The survey reveals that only 40% of the members are even opening the emails sent to them. That number may seem disappointing but I’m not sure how it compares to other markets or industries. I would hazard a guess that it actually isn’t all that horrible. As much as the customers hate the misguided targeting and the marketing of services already subscribed, they are still opening at least some of the messages.
Reports like this always give me pause. If the programs really are missing this badly then is there a chance of them being fixed? The institutional momentum in this case will make it very hard for any one program to become significantly different and alter the course. Airlines are in a similar bind but a few have made changes in their programs which are relatively drastic. Hotels may have to do the same.
Hilton is sending out emails this morning giving a "sneak peek" into their summer earning promotion. And enrollment is now open. Here are the details as they presented them:
Being a Hilton HHonors™ member is now more rewarding than ever. Because with this sneak peek at the Triple Your Trip promotion, you can get to your next getaway three times faster. Simply sign up and stay by September 30, 2012, to earn Triple HHonors Points for Friday, Saturday and Sunday nights starting July 1, 2012. And earn Double HHonors Points for Monday through Thursday nights at participating hotels and resorts. Take advantage of this special preview today. Because whether you’re earning double points on business or triple points on a weekend away, you can always count on HHonors to get you to your next getaway faster.
In other words, triple points on weekend nights and double points the rest of the week.

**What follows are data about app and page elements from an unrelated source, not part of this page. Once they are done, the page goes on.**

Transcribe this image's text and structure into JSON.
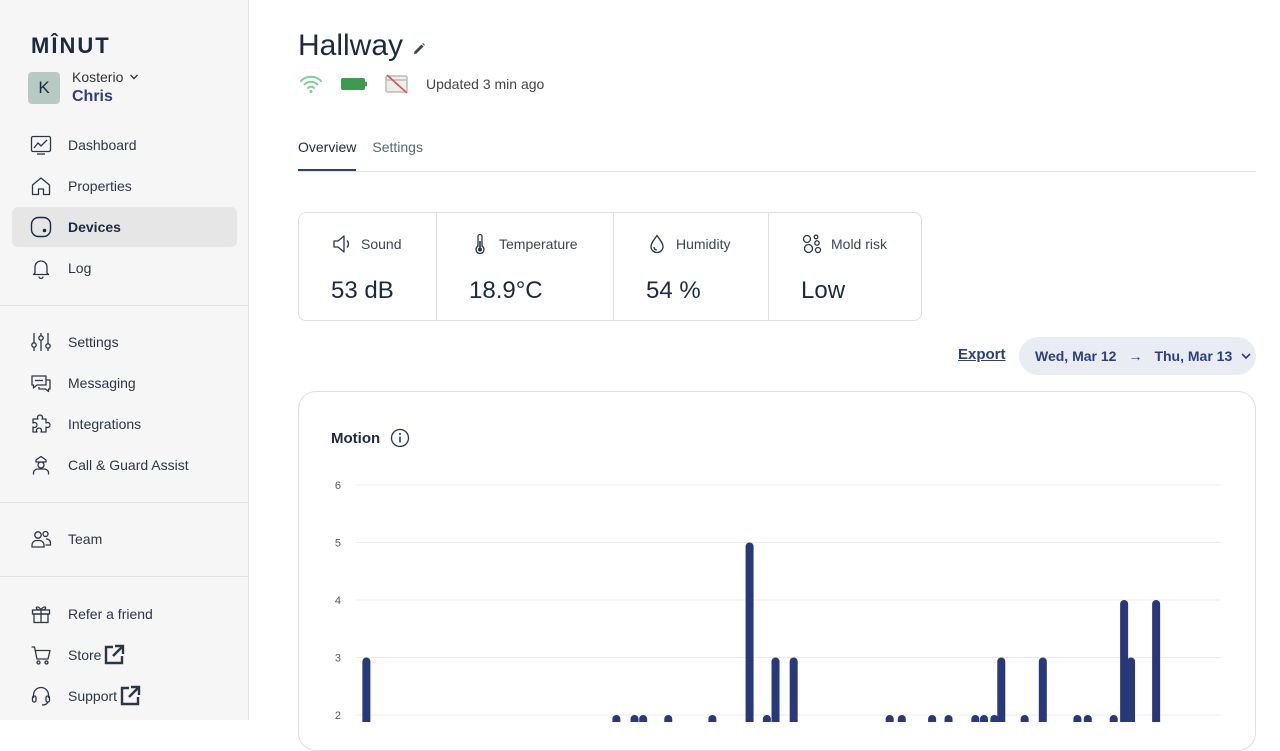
{
  "sidebar": {
    "logo": "MÎNUT",
    "org": {
      "initial": "K",
      "name": "Kosterio",
      "user": "Chris"
    },
    "nav_main": [
      {
        "label": "Dashboard",
        "icon": "chart-icon"
      },
      {
        "label": "Properties",
        "icon": "home-icon"
      },
      {
        "label": "Devices",
        "icon": "device-icon",
        "active": true
      },
      {
        "label": "Log",
        "icon": "bell-icon"
      }
    ],
    "nav_config": [
      {
        "label": "Settings",
        "icon": "sliders-icon"
      },
      {
        "label": "Messaging",
        "icon": "message-icon"
      },
      {
        "label": "Integrations",
        "icon": "puzzle-icon"
      },
      {
        "label": "Call & Guard Assist",
        "icon": "guard-icon"
      }
    ],
    "nav_team": [
      {
        "label": "Team",
        "icon": "team-icon"
      }
    ],
    "nav_bottom": [
      {
        "label": "Refer a friend",
        "icon": "gift-icon"
      },
      {
        "label": "Store",
        "icon": "cart-icon",
        "external": true
      },
      {
        "label": "Support",
        "icon": "headset-icon",
        "external": true
      }
    ]
  },
  "device": {
    "name": "Hallway",
    "updated": "Updated 3 min ago",
    "wifi_color": "#7fcf9a",
    "battery_color": "#3e9a4f"
  },
  "tabs": [
    {
      "label": "Overview",
      "active": true
    },
    {
      "label": "Settings",
      "active": false
    }
  ],
  "stats": [
    {
      "label": "Sound",
      "value": "53 dB",
      "icon": "speaker-icon"
    },
    {
      "label": "Temperature",
      "value": "18.9°C",
      "icon": "thermometer-icon"
    },
    {
      "label": "Humidity",
      "value": "54 %",
      "icon": "droplet-icon"
    },
    {
      "label": "Mold risk",
      "value": "Low",
      "icon": "mold-icon"
    }
  ],
  "export_label": "Export",
  "date_range": {
    "from": "Wed, Mar 12",
    "arrow": "→",
    "to": "Thu, Mar 13"
  },
  "chart_title": "Motion",
  "colors": {
    "accent": "#2a3f80",
    "bar": "#27397a"
  },
  "chart_data": {
    "type": "bar",
    "title": "Motion",
    "ytick_labels": [
      "2",
      "3",
      "4",
      "5",
      "6"
    ],
    "ylim": [
      0,
      6
    ],
    "grid": true,
    "x": [
      0.012,
      0.301,
      0.322,
      0.332,
      0.361,
      0.412,
      0.455,
      0.475,
      0.485,
      0.506,
      0.617,
      0.631,
      0.666,
      0.685,
      0.716,
      0.726,
      0.738,
      0.746,
      0.773,
      0.794,
      0.834,
      0.846,
      0.876,
      0.888,
      0.896,
      0.925
    ],
    "values": [
      3,
      2,
      2,
      2,
      2,
      2,
      5,
      2,
      3,
      3,
      2,
      2,
      2,
      2,
      2,
      2,
      2,
      3,
      2,
      3,
      2,
      2,
      2,
      4,
      3,
      4
    ],
    "xlim": [
      0,
      1
    ]
  }
}
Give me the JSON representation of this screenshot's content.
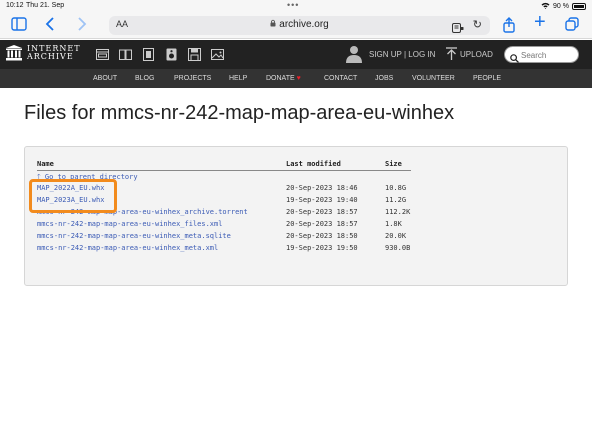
{
  "status_bar": {
    "time": "10:12",
    "date": "Thu 21. Sep",
    "battery": "90 %"
  },
  "browser": {
    "text_size_label": "AA",
    "url": "archive.org",
    "accent_color": "#1a73e8"
  },
  "ia_header": {
    "logo_line1": "INTERNET",
    "logo_line2": "ARCHIVE",
    "signup_login": "SIGN UP | LOG IN",
    "upload": "UPLOAD",
    "search_placeholder": "Search",
    "media_icons": [
      "web-icon",
      "texts-icon",
      "video-icon",
      "audio-icon",
      "software-icon",
      "images-icon"
    ]
  },
  "ia_nav": {
    "items": [
      "ABOUT",
      "BLOG",
      "PROJECTS",
      "HELP",
      "DONATE",
      "CONTACT",
      "JOBS",
      "VOLUNTEER",
      "PEOPLE"
    ]
  },
  "page": {
    "title": "Files for mmcs-nr-242-map-map-area-eu-winhex"
  },
  "file_listing": {
    "headers": {
      "name": "Name",
      "modified": "Last modified",
      "size": "Size"
    },
    "parent_link": "Go to parent directory",
    "files": [
      {
        "name": "MAP_2022A_EU.whx",
        "modified": "20-Sep-2023 18:46",
        "size": "10.8G"
      },
      {
        "name": "MAP_2023A_EU.whx",
        "modified": "19-Sep-2023 19:40",
        "size": "11.2G"
      },
      {
        "name": "mmcs-nr-242-map-map-area-eu-winhex_archive.torrent",
        "modified": "20-Sep-2023 18:57",
        "size": "112.2K"
      },
      {
        "name": "mmcs-nr-242-map-map-area-eu-winhex_files.xml",
        "modified": "20-Sep-2023 18:57",
        "size": "1.8K"
      },
      {
        "name": "mmcs-nr-242-map-map-area-eu-winhex_meta.sqlite",
        "modified": "20-Sep-2023 18:50",
        "size": "20.0K"
      },
      {
        "name": "mmcs-nr-242-map-map-area-eu-winhex_meta.xml",
        "modified": "19-Sep-2023 19:50",
        "size": "930.0B"
      }
    ],
    "link_color": "#3b5bb5",
    "highlight_color": "#f28b1d"
  }
}
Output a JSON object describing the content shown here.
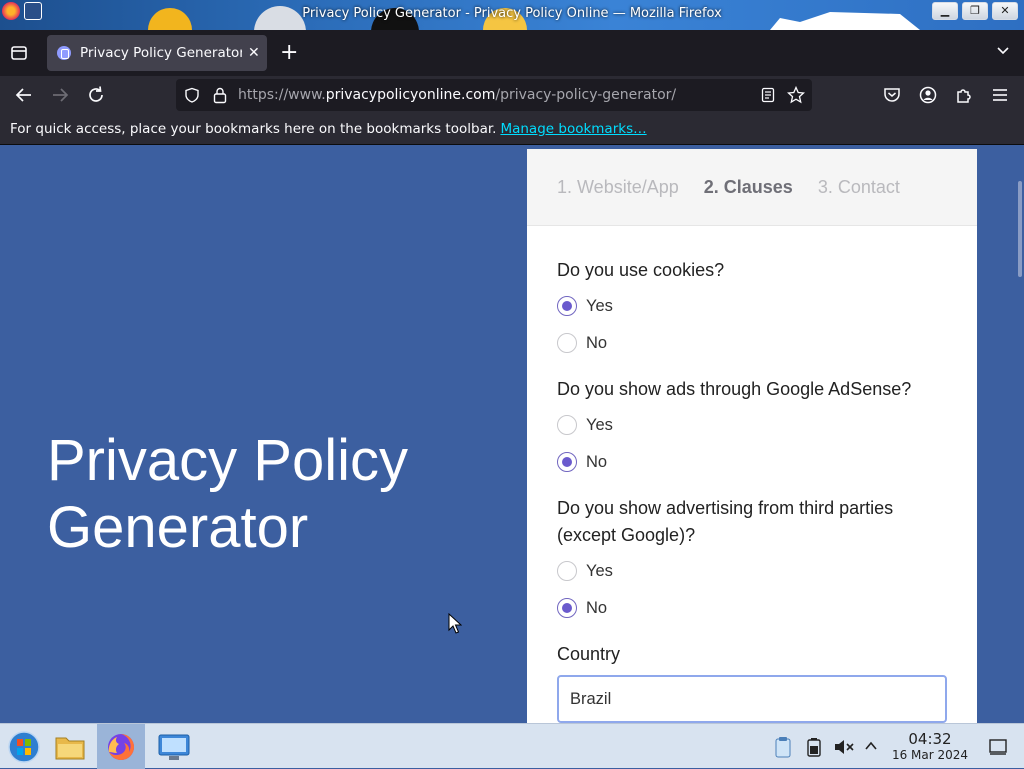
{
  "window": {
    "title": "Privacy Policy Generator - Privacy Policy Online — Mozilla Firefox",
    "buttons": [
      "minimize",
      "maximize",
      "close"
    ]
  },
  "tabs": [
    {
      "label": "Privacy Policy Generator",
      "active": true
    }
  ],
  "navbar": {
    "url_prefix": "https://www.",
    "url_domain": "privacypolicyonline.com",
    "url_path": "/privacy-policy-generator/"
  },
  "bookmarks": {
    "message": "For quick access, place your bookmarks here on the bookmarks toolbar.",
    "link": "Manage bookmarks…"
  },
  "page": {
    "hero_title": "Privacy Policy Generator",
    "steps": [
      "1. Website/App",
      "2. Clauses",
      "3. Contact"
    ],
    "active_step": 1,
    "questions": [
      {
        "text": "Do you use cookies?",
        "options": [
          "Yes",
          "No"
        ],
        "selected": "Yes"
      },
      {
        "text": "Do you show ads through Google AdSense?",
        "options": [
          "Yes",
          "No"
        ],
        "selected": "No"
      },
      {
        "text": "Do you show advertising from third parties (except Google)?",
        "options": [
          "Yes",
          "No"
        ],
        "selected": "No"
      }
    ],
    "country": {
      "label": "Country",
      "value": "Brazil"
    },
    "colors": {
      "background": "#3c5fa0",
      "accent": "#6a5acd"
    }
  },
  "taskbar": {
    "apps": [
      "start-menu",
      "file-manager",
      "firefox",
      "system-settings"
    ],
    "clock": {
      "time": "04:32",
      "date": "16 Mar 2024"
    }
  }
}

Not too shabby. Members must enroll to get the promotion; the sign-up link is here: https://www.hiltonhhonors.com/Quarterlypages/2012/Q3/landing.aspx.
The bad news is that there are a whole bunch of hotels which are not participating. Given that the promo period is during the Olympics I suppose I shouldn’t be surprised that all the London properties are opting out. That doesn’t explain the scores of hotels across the rest of the globe opting out, but such is life.
Overall, a pretty good promo with reasonably few strings attached. Enjoy!
Well, maybe they’re worth mentioning, though it is hard to know some days. Neither is an incredible offer, but both might have some value.
First up, DoubleTree is running a contest to win a trip to Costa Rica as part of a cross-promotion with The Lorax. Register here (DoubleTree.com/TheLorax) and you can win. Stay at a DoubleTree before April 29, 2012 and get an extra entry. And you can mail in a postcard to get more entries, too. Odd of winning are perilously low, but there’s no real work involved in entering (at least the one freebie) so no harm there either.
Next up is a discount promo from one of my favorite small-chain hotel brands. They recently won some award and are celebrating by offering 15% off at a bunch of their hotels for stays through March 31, 2012.
The deal includes their property in New York City, for those who are averse to such awesome destinations as Barcelona, Madrid, Buenos Aires or Mexico City. More details on that promo here.
Like I said, nothing earth-shattering, but worth mentioning.